To me, family is everyone around you who loves you, supports you, and is there for you during good times and bad. I don’t think family is just a mom, dad, and kids. My mom is always saying, “It takes a village,” and I believe that “village” is my family. I have cousins, step cousins, aunts and uncles, step aunt and uncles, etc., and we believe no matter how we are related, we are family. Family takes care of each other, loves you know matter what, supports you, encourages you, and believes in you! Family is “your people!”
The thing I love most about my family is that we are all different—my younger sister is also a Gladney Baby but has a different adoption story than I do, and my mom and dad had my brother after years of infertility! I think we are a unique, but normal family. We love to travel. We had the opportunity to live overseas for 2 years, and we visited more than 14 countries in that time span. We have fun family traditions and always celebrate the holidays and birthdays with family and friends. I love that my grandparents live close by, and we have Sunday night family dinner every week. I love that my family does not make a big deal about us being adopted. We are just family. I love that my parents, brother, and sister are always there to cheer me on, support me, and love me unconditionally (even when I can be obnoxious!). My parents are very open and honest with us. I love that I can tell them anything, and they don’t judge me or put me down. They are good listeners and helpful when needed.
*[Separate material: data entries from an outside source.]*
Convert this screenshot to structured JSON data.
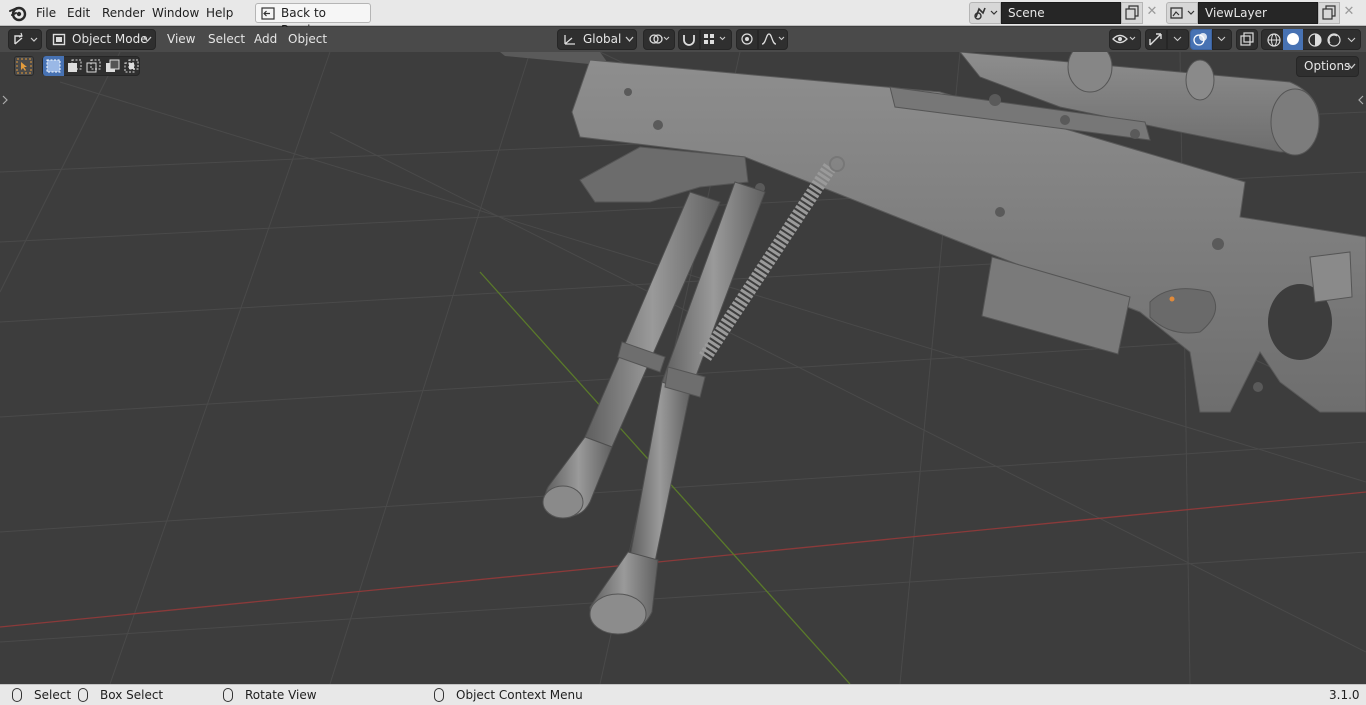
{
  "menubar": {
    "items": [
      "File",
      "Edit",
      "Render",
      "Window",
      "Help"
    ],
    "back_button": "Back to Previous",
    "scene": "Scene",
    "view_layer": "ViewLayer"
  },
  "header": {
    "mode": "Object Mode",
    "menus": [
      "View",
      "Select",
      "Add",
      "Object"
    ],
    "transform_orientation": "Global"
  },
  "viewport": {
    "options_label": "Options"
  },
  "statusbar": {
    "select": "Select",
    "box_select": "Box Select",
    "rotate_view": "Rotate View",
    "context_menu": "Object Context Menu",
    "version": "3.1.0"
  },
  "colors": {
    "topbar_bg": "#e8e8e8",
    "header_bg": "#4a4a4a",
    "viewport_bg": "#3d3d3d",
    "accent_blue": "#4772b3",
    "x_axis": "#8b3a3a",
    "y_axis": "#5a7a2a"
  }
}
I don’t really have a specific memory that sticks out in my mind about my adoption story. The best way to describe it is to say I have always known I was adopted, and I remember my mom telling me and others when you have an adopted child, they should never have an “aha” moment in which they discover they are adopted. My parents have always been super open and willing to share our adoption story. I think it is a special part of who I am and believe it has given me a unique opportunity to have empathy for those who may feel, look, or seem different. Although I don’t feel different because I am adopted (most people don’t believe me when I do tell them I am adopted because I look like my mom, except my entire family is short and I am 6’3” J), I can understand how those who “appear” different from their family may feel.
Since I was adopted as a newborn, I have only known my adoptive family. My parents did have the amazing opportunity to meet my birth mom and birth father, as well as their parents, so I feel lucky to have their memories of my birth family. My parents have shared the special moment when my birth mom placed me in their arms, as well as photos from my finalization at six months old, when we had the chance to catch up with my birth mom and her family. I really can’t imagine my life any other way and have a huge amount of thankfulness for my birth parents for choosing to place me with my family.
I am kindhearted, empathetic, loyal, and hardworking. I feel most proud of myself for the hours I spent in the pool, in order to accomplish my goal of swimming at a small university. Swimming in my area is very, very competitive, and I had to work and train very hard to make my high school varsity swim team. I made varsity swim my senior year and then really began to realize I could swim in college. I am now a student at McMurry University in Abilene on the men’s swim team and majoring in Education.